Read each scenario and decide if it is reversible (can go back to what it was before) or irreversible (cannot go back to what it was before).

Bread being turned into toast is

Water being turned to ice in the freezer is 

Chocolate turning to liquid in the microwave is 

Flour, eggs and milk mixed together for pancakes is 

Water becoming water vapor as the pot boils is 

Raw egg being hard boiled in a pan of boiling water is 

Candle wax melting is 

Salt dissolving in water is 

Wood burnt on the fire is 

Particles of Matter

Particles of Matter Information

Particles are Everywhere!

States of Matter

Check all of the characteristics of a solid.

  • High density
  • Low density
  • Fixed shape
  • Fixed volume
  • Easily squashed
  • Flows

Check all the characteristics of a gas.

  • High density
  • Low density
  • Fixed shape
  • Fixed volume
  • Easily Squashed
  • Flow

Check all of the characteristics of a liquid.

  • High density
  • Low density
  • Fixed shape
  • Fixed volume
  • Easily squashed
  • Flows

Which image shows a solid?

Which image shows a gas?

Which image shows a liquid?

Changes of State Diagram

Change of State Diagram

Look carefully at what happens to the particles as they change state. 

Wait, there is a fourth stage of matter?

Go to this virtual lab to help with the different states of matter.

https://my.hrw.com/sh2/sh07_10/student/flash/virtual_investigations/hst/sta/hst_sta_vi.html

What Do You Know? This is the last section. If you choose to work on and complete it successfully, you will earn more credit hours.

Which of the following is a gas?

Which of the following is a liquid?

In what state of matter are the particles the farthest apart?

  • solid
  • liquid
  • gas
  • plasma

What state of matter are the particles the closest together?

  • solid
  • liquid
  • gas
  • plasma

What state of matter has no definite shape and no definite volume?

  • solid
  • liquid
  • gas
  • plasma

When water boils, it changes from a liquid to a

  • solid
  • liquid
  • gas
  • plasma

When the temperature increases, a

  • gas will change into a liquid
  • liquid will change into a solid
  • gas will change into a solid
  • solid will change into a liquid

When water freezes into ice, the matter that makes up the water

  • has a greater temperature
  • becomes a living organism
  • becomes energy
  • has not changed

Gallium is a metal that will melt when exposed to the heat of your hand. The state of matter change Gallium undergoes is

  • gas to solid
  • solid to gas
  • liquid to gas
  • solid to liquid
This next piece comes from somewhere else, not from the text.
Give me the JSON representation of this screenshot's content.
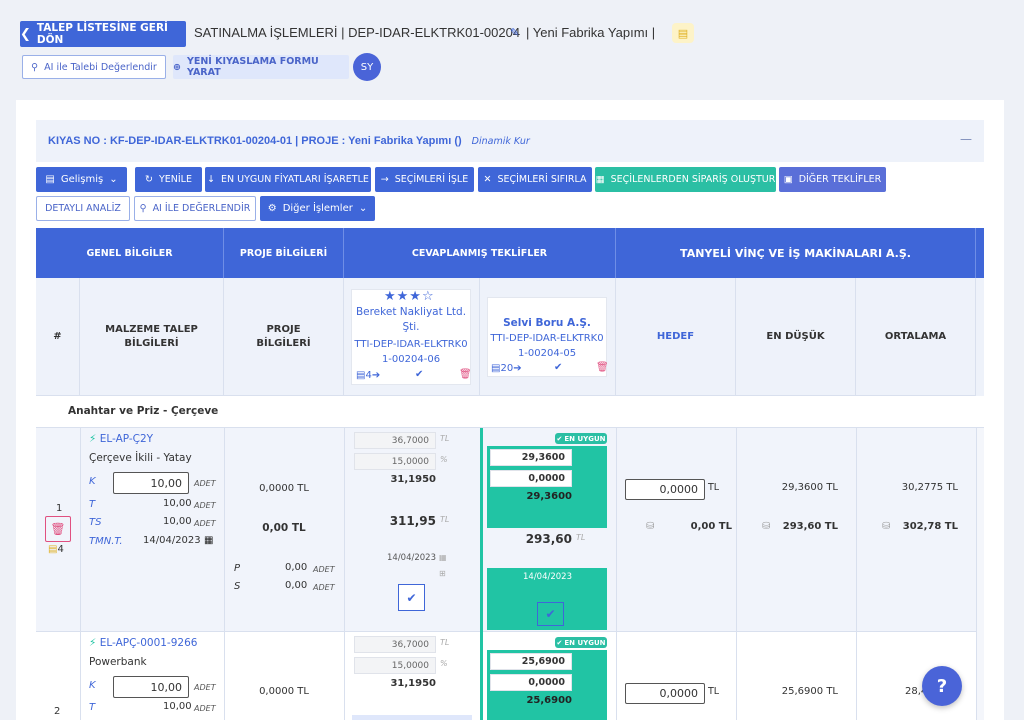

Water droplets forms on a cold glass of ice tea. What state of matter was the water before it formed on the glass and where did it come from?

  • NONE of these answers are correct.
  • It was liquid that leaked through the glass.
  • It was a solid in the ice cube and teleported onto the side of the glass and became a liquid.
  • It was a gas in the air.
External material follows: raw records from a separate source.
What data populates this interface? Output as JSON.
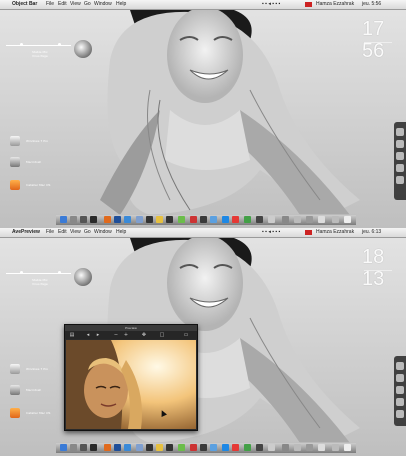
{
  "colors": {
    "menubar": "#e6e6e6",
    "clock_text": "#fafafa",
    "desktop": "#d7d7d7",
    "preview_bg": "#2a2a2a"
  },
  "top": {
    "apple_icon": "apple-logo-icon",
    "app_name": "Object Bar",
    "menus": [
      "File",
      "Edit",
      "View",
      "Go",
      "Window",
      "Help"
    ],
    "user_name": "Hamza Ezzahrak",
    "clock_status": "jeu. 5:56",
    "clock_hour": "17",
    "clock_min": "56",
    "widget_label": "Stable Mix",
    "widget_sublabel": "Virus Page",
    "desktop_items": [
      "Windows 7 Pro",
      "Macintosh",
      "Installer Mac OS"
    ]
  },
  "bottom": {
    "apple_icon": "apple-logo-icon",
    "app_name": "AvePreview",
    "menus": [
      "File",
      "Edit",
      "View",
      "Go",
      "Window",
      "Help"
    ],
    "user_name": "Hamza Ezzahrak",
    "clock_status": "jeu. 6:13",
    "clock_hour": "18",
    "clock_min": "13",
    "widget_label": "Stable Mix",
    "widget_sublabel": "Virus Page",
    "desktop_items": [
      "Windows 7 Pro",
      "Macintosh",
      "Installer Mac OS"
    ],
    "preview": {
      "title": "Preview"
    }
  }
}
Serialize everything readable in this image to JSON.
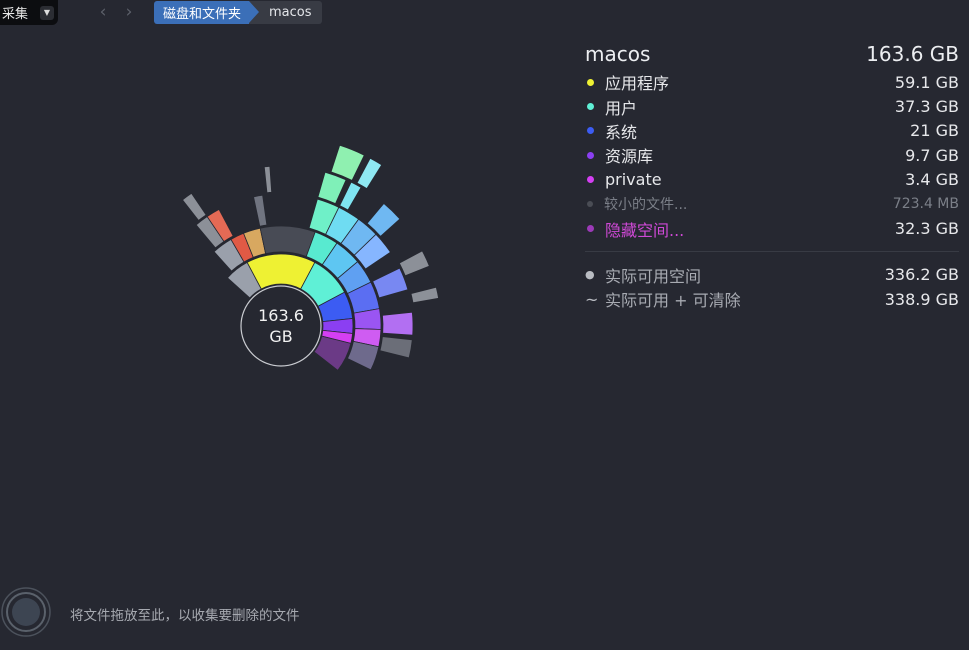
{
  "toolbar": {
    "collect_label": "采集",
    "collect_caret_icon": "caret-down-icon"
  },
  "navigation": {
    "back_icon": "chevron-left-icon",
    "forward_icon": "chevron-right-icon",
    "breadcrumb": [
      "磁盘和文件夹",
      "macos"
    ]
  },
  "chart_center": {
    "value": "163.6",
    "unit": "GB"
  },
  "summary": {
    "name": "macos",
    "total": "163.6 GB",
    "items": [
      {
        "label": "应用程序",
        "size": "59.1 GB",
        "color": "#eef133"
      },
      {
        "label": "用户",
        "size": "37.3 GB",
        "color": "#5ff0d6"
      },
      {
        "label": "系统",
        "size": "21    GB",
        "color": "#3c5cf3"
      },
      {
        "label": "资源库",
        "size": "9.7 GB",
        "color": "#8b3ff2"
      },
      {
        "label": "private",
        "size": "3.4 GB",
        "color": "#d43ff2"
      },
      {
        "label": "较小的文件...",
        "size": "723.4  MB",
        "color": "#4a4d55"
      },
      {
        "label": "隐藏空间...",
        "size": "32.3 GB",
        "color": "#9c3ab8"
      }
    ],
    "free_space": {
      "symbol": "●",
      "label": "实际可用空间",
      "size": "336.2 GB"
    },
    "purgeable": {
      "symbol": "~",
      "label": "实际可用 + 可清除",
      "size": "338.9 GB"
    }
  },
  "drop_area": {
    "text": "将文件拖放至此，以收集要删除的文件",
    "icon": "collector-ring-icon"
  }
}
Which of the following would take up the entire shape of the container it is enclosed within?

  • solid
  • liquid
  • both B and C
  • gas

Any sample of matter has mass and takes up space. The main reason for this is because:

  • All matter is heavy
  • Matter can be a gas
  • Matter is made up of tiny particles that have mass and take up space
  • The Earth is made of matter

When you heat a sample of a solid, the particles that make up the solid:

  • Get bigger
  • Loose mass
  • Move faster
  • Slow down

When you heat a sample of a solid, the sample gets a little bigger. This is mainly because:

  • The particles move faster and get a little further apart
  • Heat helps the particles grow.
  • Heating the sample makes it lighter.
  • Heating helps the particles slide past each other.

Completing this section could earn you up to THREE extra credit hours. It is OPTIONAL.

Go to the following website to complete the virtual lab. To receive credit, you must answer the questions.

Predict what will happen in the state of the substance and the shape of the graph when heat energy is added.

Describe what happened to the solid in the Energy Box as heat was added. What happened to the molecules and the shape of the graph?

Describe what happened to the liquid substance in the Energy Box as more heat was added. Describe what happened to the molecules and the shape of the graph.

Would you like another credit hour?

Virtual Lab

What happened when the barrier dropped? Be specific if you want to earn the credit.